◆ Description of the task: Every entry below is to be returned unchanged. Images are not part of the copy.

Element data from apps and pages

⟨

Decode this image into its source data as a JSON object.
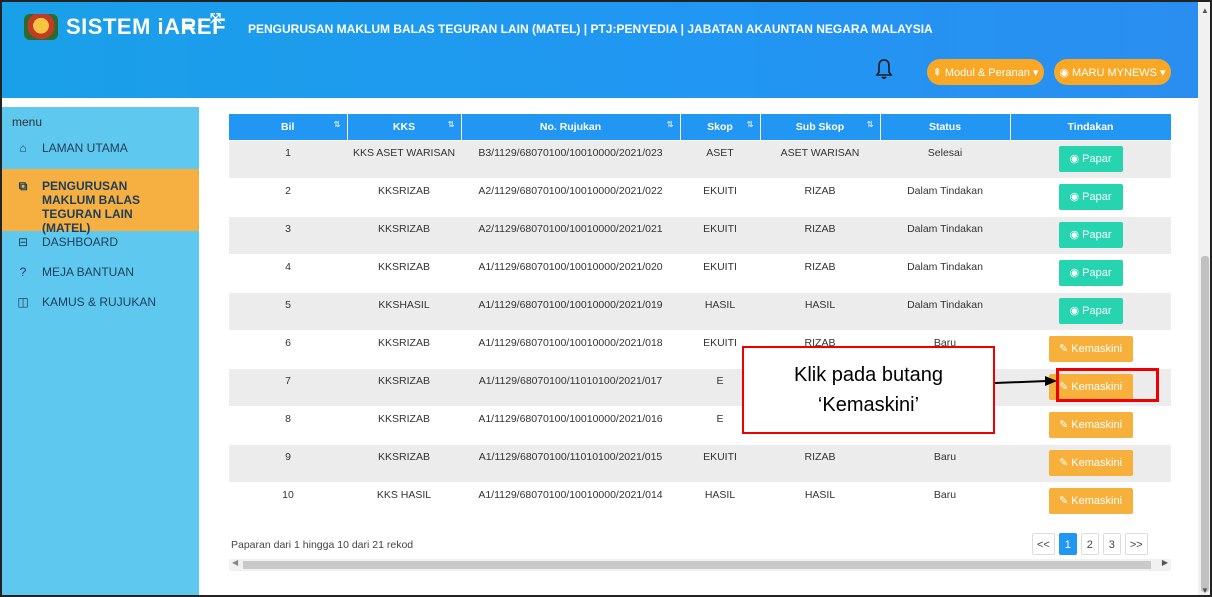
{
  "header": {
    "brand": "SISTEM iAREF",
    "burger_icon": "≡",
    "expand_icon": "⤧",
    "page_title": "PENGURUSAN MAKLUM BALAS TEGURAN LAIN (MATEL) | PTJ:PENYEDIA | JABATAN AKAUNTAN NEGARA MALAYSIA",
    "modul_button": "⇞ Modul & Peranan ▾",
    "user_button": "◉ MARU MYNEWS ▾"
  },
  "sidebar": {
    "menu_label": "menu",
    "items": [
      {
        "icon": "home-icon",
        "label": "LAMAN UTAMA"
      },
      {
        "icon": "window-icon",
        "label": "PENGURUSAN MAKLUM BALAS TEGURAN LAIN (MATEL)"
      },
      {
        "icon": "dashboard-icon",
        "label": "DASHBOARD"
      },
      {
        "icon": "question-icon",
        "label": "MEJA BANTUAN"
      },
      {
        "icon": "book-icon",
        "label": "KAMUS & RUJUKAN"
      }
    ]
  },
  "table": {
    "columns": [
      "Bil",
      "KKS",
      "No. Rujukan",
      "Skop",
      "Sub Skop",
      "Status",
      "Tindakan"
    ],
    "rows": [
      {
        "bil": "1",
        "kks": "KKS ASET WARISAN",
        "rujukan": "B3/1129/68070100/10010000/2021/023",
        "skop": "ASET",
        "subskop": "ASET WARISAN",
        "status": "Selesai",
        "action": "Papar"
      },
      {
        "bil": "2",
        "kks": "KKSRIZAB",
        "rujukan": "A2/1129/68070100/10010000/2021/022",
        "skop": "EKUITI",
        "subskop": "RIZAB",
        "status": "Dalam Tindakan",
        "action": "Papar"
      },
      {
        "bil": "3",
        "kks": "KKSRIZAB",
        "rujukan": "A2/1129/68070100/10010000/2021/021",
        "skop": "EKUITI",
        "subskop": "RIZAB",
        "status": "Dalam Tindakan",
        "action": "Papar"
      },
      {
        "bil": "4",
        "kks": "KKSRIZAB",
        "rujukan": "A1/1129/68070100/10010000/2021/020",
        "skop": "EKUITI",
        "subskop": "RIZAB",
        "status": "Dalam Tindakan",
        "action": "Papar"
      },
      {
        "bil": "5",
        "kks": "KKSHASIL",
        "rujukan": "A1/1129/68070100/10010000/2021/019",
        "skop": "HASIL",
        "subskop": "HASIL",
        "status": "Dalam Tindakan",
        "action": "Papar"
      },
      {
        "bil": "6",
        "kks": "KKSRIZAB",
        "rujukan": "A1/1129/68070100/10010000/2021/018",
        "skop": "EKUITI",
        "subskop": "RIZAB",
        "status": "Baru",
        "action": "Kemaskini"
      },
      {
        "bil": "7",
        "kks": "KKSRIZAB",
        "rujukan": "A1/1129/68070100/11010100/2021/017",
        "skop": "E",
        "subskop": "",
        "status": "",
        "action": "Kemaskini"
      },
      {
        "bil": "8",
        "kks": "KKSRIZAB",
        "rujukan": "A1/1129/68070100/10010000/2021/016",
        "skop": "E",
        "subskop": "",
        "status": "",
        "action": "Kemaskini"
      },
      {
        "bil": "9",
        "kks": "KKSRIZAB",
        "rujukan": "A1/1129/68070100/11010100/2021/015",
        "skop": "EKUITI",
        "subskop": "RIZAB",
        "status": "Baru",
        "action": "Kemaskini"
      },
      {
        "bil": "10",
        "kks": "KKS HASIL",
        "rujukan": "A1/1129/68070100/10010000/2021/014",
        "skop": "HASIL",
        "subskop": "HASIL",
        "status": "Baru",
        "action": "Kemaskini"
      }
    ]
  },
  "footer": {
    "info": "Paparan dari 1 hingga 10 dari 21 rekod",
    "pager": [
      "<<",
      "1",
      "2",
      "3",
      ">>"
    ],
    "active_page": "1"
  },
  "annotation": {
    "line1": "Klik pada butang",
    "line2": "‘Kemaskini’"
  },
  "colors": {
    "header_bg": "#2196f3",
    "sidebar_bg": "#5ec8ef",
    "active_menu": "#f6b042",
    "papar_button": "#26d4b0",
    "kemaskini_button": "#f7b03b",
    "annotation_red": "#e00000"
  }
}
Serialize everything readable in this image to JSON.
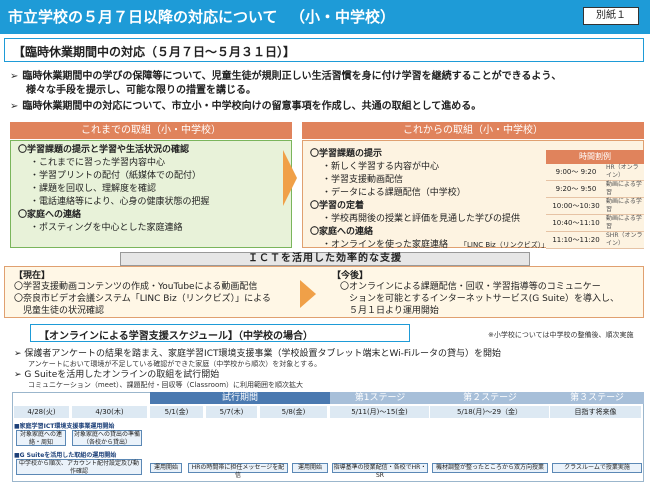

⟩

◆ Task answer:
Decode this image into its source data as a JSON object.
{
  "header": {
    "brand": "SISTEM iAREF",
    "burger_icon": "≡",
    "expand_icon": "⤧",
    "page_title": "PENGURUSAN MAKLUM BALAS TEGURAN LAIN (MATEL) | PTJ:PENYEDIA | JABATAN AKAUNTAN NEGARA MALAYSIA",
    "modul_button": "⇞ Modul & Peranan ▾",
    "user_button": "◉ MARU MYNEWS ▾"
  },
  "sidebar": {
    "menu_label": "menu",
    "items": [
      {
        "icon": "home-icon",
        "label": "LAMAN UTAMA"
      },
      {
        "icon": "window-icon",
        "label": "PENGURUSAN MAKLUM BALAS TEGURAN LAIN (MATEL)"
      },
      {
        "icon": "dashboard-icon",
        "label": "DASHBOARD"
      },
      {
        "icon": "question-icon",
        "label": "MEJA BANTUAN"
      },
      {
        "icon": "book-icon",
        "label": "KAMUS & RUJUKAN"
      }
    ]
  },
  "table": {
    "columns": [
      "Bil",
      "KKS",
      "No. Rujukan",
      "Skop",
      "Sub Skop",
      "Status",
      "Tindakan"
    ],
    "rows": [
      {
        "bil": "1",
        "kks": "KKS ASET WARISAN",
        "rujukan": "B3/1129/68070100/10010000/2021/023",
        "skop": "ASET",
        "subskop": "ASET WARISAN",
        "status": "Selesai",
        "action": "Papar"
      },
      {
        "bil": "2",
        "kks": "KKSRIZAB",
        "rujukan": "A2/1129/68070100/10010000/2021/022",
        "skop": "EKUITI",
        "subskop": "RIZAB",
        "status": "Dalam Tindakan",
        "action": "Papar"
      },
      {
        "bil": "3",
        "kks": "KKSRIZAB",
        "rujukan": "A2/1129/68070100/10010000/2021/021",
        "skop": "EKUITI",
        "subskop": "RIZAB",
        "status": "Dalam Tindakan",
        "action": "Papar"
      },
      {
        "bil": "4",
        "kks": "KKSRIZAB",
        "rujukan": "A1/1129/68070100/10010000/2021/020",
        "skop": "EKUITI",
        "subskop": "RIZAB",
        "status": "Dalam Tindakan",
        "action": "Papar"
      },
      {
        "bil": "5",
        "kks": "KKSHASIL",
        "rujukan": "A1/1129/68070100/10010000/2021/019",
        "skop": "HASIL",
        "subskop": "HASIL",
        "status": "Dalam Tindakan",
        "action": "Papar"
      },
      {
        "bil": "6",
        "kks": "KKSRIZAB",
        "rujukan": "A1/1129/68070100/10010000/2021/018",
        "skop": "EKUITI",
        "subskop": "RIZAB",
        "status": "Baru",
        "action": "Kemaskini"
      },
      {
        "bil": "7",
        "kks": "KKSRIZAB",
        "rujukan": "A1/1129/68070100/11010100/2021/017",
        "skop": "E",
        "subskop": "",
        "status": "",
        "action": "Kemaskini"
      },
      {
        "bil": "8",
        "kks": "KKSRIZAB",
        "rujukan": "A1/1129/68070100/10010000/2021/016",
        "skop": "E",
        "subskop": "",
        "status": "",
        "action": "Kemaskini"
      },
      {
        "bil": "9",
        "kks": "KKSRIZAB",
        "rujukan": "A1/1129/68070100/11010100/2021/015",
        "skop": "EKUITI",
        "subskop": "RIZAB",
        "status": "Baru",
        "action": "Kemaskini"
      },
      {
        "bil": "10",
        "kks": "KKS HASIL",
        "rujukan": "A1/1129/68070100/10010000/2021/014",
        "skop": "HASIL",
        "subskop": "HASIL",
        "status": "Baru",
        "action": "Kemaskini"
      }
    ]
  },
  "footer": {
    "info": "Paparan dari 1 hingga 10 dari 21 rekod",
    "pager": [
      "<<",
      "1",
      "2",
      "3",
      ">>"
    ],
    "active_page": "1"
  },
  "annotation": {
    "line1": "Klik pada butang",
    "line2": "‘Kemaskini’"
  },
  "colors": {
    "header_bg": "#2196f3",
    "sidebar_bg": "#5ec8ef",
    "active_menu": "#f6b042",
    "papar_button": "#26d4b0",
    "kemaskini_button": "#f7b03b",
    "annotation_red": "#e00000"
  }
}
Serialize everything readable in this image to JSON.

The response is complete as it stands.